May 02 2011
CULLMAN — After taking a tour through the most damaged parts of the City of Cullman Friday, U.S. Sen. Richard Shelby returned to the Cullman County courthouse simply proclaiming, "This is hell."
The Senator's stop in the area was part of a tour of damaged communities all across the state. Earlier in the day he had surveyed the carnage in Tuscaloosa.
"This looks like a war zone. I have seen some of the damage in the rest of the state, but this is some of the worst that I have seen," said Shelby, who was visibly disturbed by the devastation he witnessed throughout the downtown area.
Shelby promised help for the county as cleanup crews, rescue workers and residents scrambled to return to their homes and places of business to whatever measure of normalcy they could achieve amidst the rubble.
"The people of Cullman are strong, and they're good people," said Shelby. "And seeing the way this community has come together lets me know that they'll be okay. We are going to help, but we can't do it all."
Earlier in the day the senator, along with President Obama and the director of the U.S. Federal Emergency Management Agency (FEMA), visited other portions of Alabama to gather perspective of just how widespread Wednesday's damage had been.
"I am going to suggest to the president that Alabama's status be stepped up to a major disaster," he said. "This is the worst I have ever seen."
Though the destruction remains in many areas, crews are making progress throughout the county to care for infrastructure issues.
"We've got most all of the roads in the county cleaned up," said Commissioner Darrell Hicks. "Now we've moved a lot of the county equipment to the city and are assisting with the cleanup there."

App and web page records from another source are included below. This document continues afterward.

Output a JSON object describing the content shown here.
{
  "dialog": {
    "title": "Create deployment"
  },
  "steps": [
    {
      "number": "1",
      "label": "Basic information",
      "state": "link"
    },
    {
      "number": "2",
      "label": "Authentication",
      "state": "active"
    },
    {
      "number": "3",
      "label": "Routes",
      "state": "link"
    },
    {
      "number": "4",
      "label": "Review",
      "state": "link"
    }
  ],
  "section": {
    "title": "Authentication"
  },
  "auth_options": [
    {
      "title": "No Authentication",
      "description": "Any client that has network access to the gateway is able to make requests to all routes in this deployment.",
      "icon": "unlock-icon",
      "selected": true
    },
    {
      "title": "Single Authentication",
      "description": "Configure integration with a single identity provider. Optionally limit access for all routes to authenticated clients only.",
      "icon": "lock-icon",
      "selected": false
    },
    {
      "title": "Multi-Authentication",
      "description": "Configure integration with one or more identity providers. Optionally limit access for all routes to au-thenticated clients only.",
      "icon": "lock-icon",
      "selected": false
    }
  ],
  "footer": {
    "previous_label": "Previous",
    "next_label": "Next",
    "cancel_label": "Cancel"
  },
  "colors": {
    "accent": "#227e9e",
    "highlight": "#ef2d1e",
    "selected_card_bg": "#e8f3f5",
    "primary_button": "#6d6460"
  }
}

Cullman Mayor Max Townson, after Shelby's tour of destruction, noted that government help will be vital to the area. A bulk of the aid to be provided from FEMA will be for overtime pay for the hundreds who are providing safety and public service to the area. Skeleton staffs will remain at the city hall throughout the weekend, and crews will continue to work around the clock, said the mayor.